First, he is playing the Eurosceptics. At the 2015 General Election, the Conservatives succeeded in containing the challenge the anti-EU UKIP made to its grassroots support. But while this ‘stand’ against the EU is politically expedient, Cameron clearly has no intention of galvanising a popular movement behind parliamentary sovereignty. Indeed, if he really wanted the country to belong to the people, he would campaign to leave the EU, not reform it.
Second, Cameron is also willing to play on the misunderstanding that the EU dictates British policy. Often, laws and policies have their origins in Brussels, and seem to be visited on Britain. But that is not really how the EU works. All of the governments of Europe are seriously out of touch with their electorates. These elites cling to one another in the institutions of the EU in order to forge solidarity against their own peoples. Blaming the EU for the policies that they, the national governments, cannot persuade people to support is a convenient excuse – and it’s also a way to train people to expect expert opinion to determine policy. The EU is not what is robbing people of their right to govern themselves. It has only filled the vacuum left by national governments that have stopped drawing their authority from the popular mandate.
The objective of Cameron’s prestidigitation is clear. He wants to present himself as being on the side of the people, standing up to Europe. He thinks that people will identify, for instance, with his harsh measures against refugees – or migrants – such as cutting their welfare payments, so he demands that the British government has the right to do this. While ordinary people’s distrust of migrants may have bound them to the Conservative Party in the past, it is unclear if the same would happen today. After all, UKIP’s attempts to turn out an anti-migrant vote at the General Election were not so successful.
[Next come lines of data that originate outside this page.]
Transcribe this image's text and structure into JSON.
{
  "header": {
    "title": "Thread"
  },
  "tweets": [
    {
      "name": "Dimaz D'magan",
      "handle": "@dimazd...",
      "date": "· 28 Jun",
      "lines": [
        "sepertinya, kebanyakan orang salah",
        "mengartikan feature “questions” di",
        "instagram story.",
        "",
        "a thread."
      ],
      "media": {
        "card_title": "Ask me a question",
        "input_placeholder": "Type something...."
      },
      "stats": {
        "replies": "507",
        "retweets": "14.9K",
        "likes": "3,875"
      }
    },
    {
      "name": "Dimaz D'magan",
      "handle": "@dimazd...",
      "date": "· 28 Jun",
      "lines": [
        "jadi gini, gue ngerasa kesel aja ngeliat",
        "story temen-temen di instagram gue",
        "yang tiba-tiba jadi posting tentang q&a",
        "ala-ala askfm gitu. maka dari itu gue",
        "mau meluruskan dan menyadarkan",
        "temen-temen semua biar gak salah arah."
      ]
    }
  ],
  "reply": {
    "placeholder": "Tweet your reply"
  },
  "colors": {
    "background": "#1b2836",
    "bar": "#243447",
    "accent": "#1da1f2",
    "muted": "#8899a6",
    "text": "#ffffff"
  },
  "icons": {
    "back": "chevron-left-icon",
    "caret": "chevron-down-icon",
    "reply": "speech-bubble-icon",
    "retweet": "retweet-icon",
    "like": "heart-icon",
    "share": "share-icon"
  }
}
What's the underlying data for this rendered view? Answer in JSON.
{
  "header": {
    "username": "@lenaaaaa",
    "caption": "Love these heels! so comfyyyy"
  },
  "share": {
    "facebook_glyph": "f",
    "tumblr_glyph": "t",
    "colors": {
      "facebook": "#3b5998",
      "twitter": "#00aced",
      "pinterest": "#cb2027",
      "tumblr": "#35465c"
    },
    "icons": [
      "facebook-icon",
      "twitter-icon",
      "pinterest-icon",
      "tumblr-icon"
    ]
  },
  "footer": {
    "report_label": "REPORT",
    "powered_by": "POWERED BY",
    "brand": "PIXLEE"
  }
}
Cameron also hopes that committing Europe to market competitiveness will show that he is standing up for Britain. This is a weird proposal. Market competitiveness has been central to EU policy for the past 30 years. What’s more, it flatly contradicts Cameron’s other main demand, namely that the EU should accept the sovereignty of national governments. In other words, with the EU committed to market competitiveness, no government that wants to steer another course, perhaps making the welfare state a higher priority, would be at liberty to do so. Indeed, this has already happened in Greece and elsewhere. From the moment the then president of the European Commission, Jacques Delors, kicked the European Economic Community back into gear in the 1980s, the commissioners, civil servants and ministers that run it have coalesced around the idea that the market must take priority over national policy.